The only exception were the laptops of key people, which had been replaced by new models. It did not need to be mentioned that higher management and their staff belonged to the group of key people.

All their other responsibilities, including that of keeping the companies network infrastructure, mailing infrastructure and production systems running were not mentioned. These had fallen well below Lars horizon of interest.

The fore last item on the list was to express higher management commitment to make sure that everyone would be able to get the latest performance figures real time.

“We will soon be able to deliver reports to anyone at any time.” Lars said, who visibly beamed with the idea of being able to call up a performance report at the spur of the moment. A wet dream that completely failed to interest the bulk of his employees.

The last item on the agenda was the implementation of an educational system.

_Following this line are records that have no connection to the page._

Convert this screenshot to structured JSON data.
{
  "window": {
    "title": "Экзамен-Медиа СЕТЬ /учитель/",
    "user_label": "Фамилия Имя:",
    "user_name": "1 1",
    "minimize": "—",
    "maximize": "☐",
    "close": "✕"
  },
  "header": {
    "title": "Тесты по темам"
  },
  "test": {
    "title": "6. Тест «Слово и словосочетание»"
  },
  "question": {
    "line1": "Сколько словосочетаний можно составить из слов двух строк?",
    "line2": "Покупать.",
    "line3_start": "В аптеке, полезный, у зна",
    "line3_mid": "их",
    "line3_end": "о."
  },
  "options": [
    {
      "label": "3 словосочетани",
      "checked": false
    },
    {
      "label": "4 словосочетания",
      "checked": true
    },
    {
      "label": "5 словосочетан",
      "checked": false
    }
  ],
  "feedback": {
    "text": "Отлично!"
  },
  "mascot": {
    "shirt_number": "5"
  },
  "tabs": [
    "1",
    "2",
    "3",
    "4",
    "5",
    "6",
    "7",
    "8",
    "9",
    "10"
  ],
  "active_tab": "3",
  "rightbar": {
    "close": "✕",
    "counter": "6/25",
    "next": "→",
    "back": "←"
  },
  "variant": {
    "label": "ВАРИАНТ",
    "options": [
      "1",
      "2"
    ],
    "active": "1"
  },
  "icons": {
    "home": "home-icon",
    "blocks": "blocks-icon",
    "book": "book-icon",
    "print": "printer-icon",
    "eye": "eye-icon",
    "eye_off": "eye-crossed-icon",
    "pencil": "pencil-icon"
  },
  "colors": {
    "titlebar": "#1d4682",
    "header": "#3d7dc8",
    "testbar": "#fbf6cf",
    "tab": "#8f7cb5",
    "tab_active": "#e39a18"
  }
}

“We have to educated ourselves and our colleagues. We need more training on the job and appoint key people who will train they co-workers. We will provide an extensive pool of e-books and online courses so we will have an innovative cutting edge technical staff.” Lars mentioned with a enthusiasm that did not invoke the same response in the room as they knew very well that all education courses for which they had to pay had been cancelled to save costs. To them it looked like this higher manager was going pile more work on them by draining away even more people from the already understaffed departments to teach others…

“And we will see to it that education will be measured as a KPI.” He banged the desk enthusiastically.

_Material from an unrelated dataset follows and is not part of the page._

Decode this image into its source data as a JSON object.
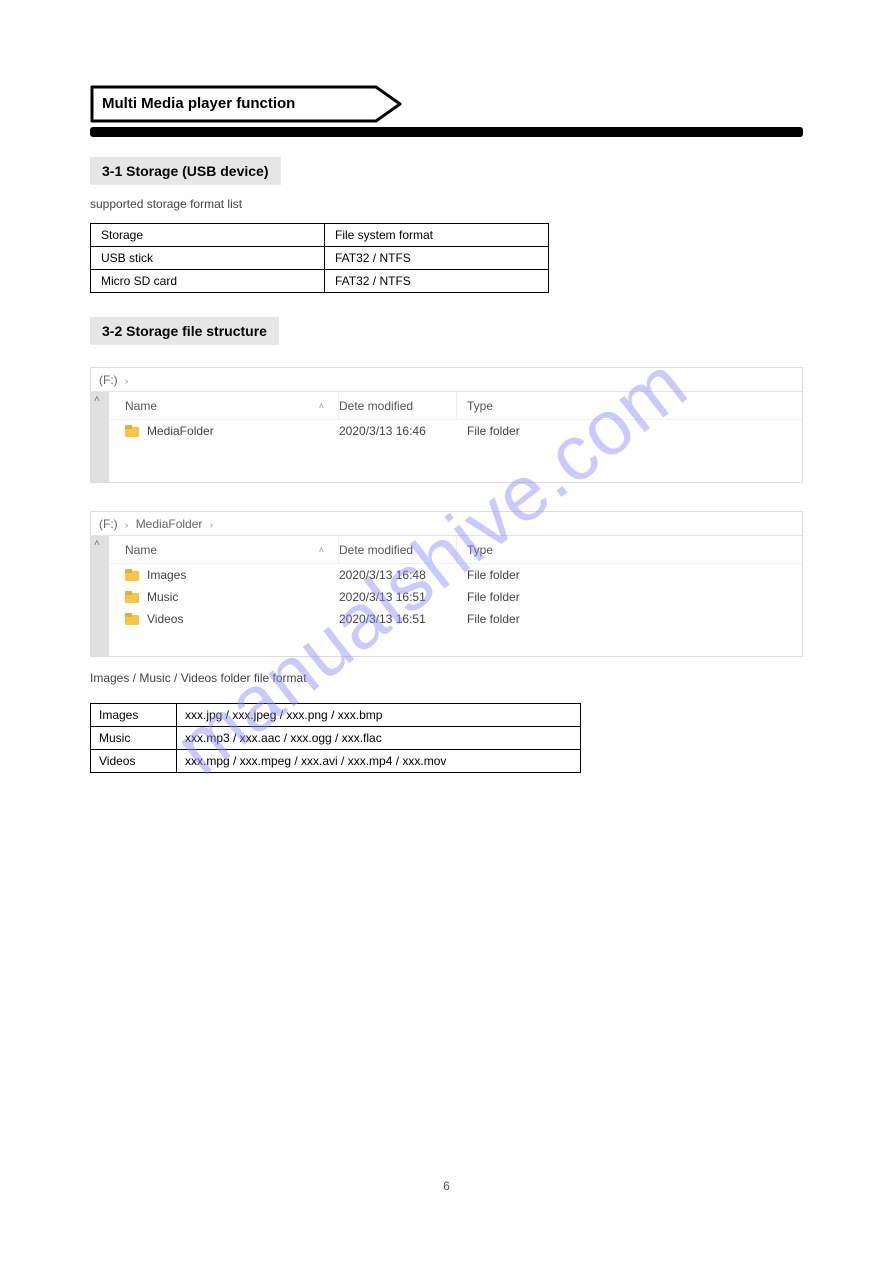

KPI was something the people in the room had heard about. It mean key performance something and it was something that kept awake at night a certain kind of managers.. Nobody at their level did something with KPI’s. These workers had their technical reports and those told them what the systems were doing.. There were no acronyms for that: they talked about logging, errors, alerts and incidents. And they were used to report problems and  point to solutions.

Lars wrapped his presentation up with an call to everyone to let ‘them’ know if they had any questions or remarks. It did not matter what. Nobody in the room felt invited to speak their mind or ask questions. Instead he workers and their direct managers  filed out of the room to go to lunch. The whole presentation was barely mentioned during the meal and half forgotten by most after the lunch as urgent work was demanding their attention. The most important thing they got out of it was that whatever happened up there did not directly affect them as they did not exist in Lars slides.

Everyone also knew that in a few years time there would be another presentation organised by yet another head of the technical department in which other higher managers totally disconnected from their workforce would be telling them of yet another change in responsibilities, key indicators and focus of effort. It had been like that for a few years now.

Sometimes an employee  thought of telling a man like Lars Sunden that he was a bleeding idiot, but nobody did that for they knew that even if Lars would listen to them, he would not understand them.

The air is too thin up there.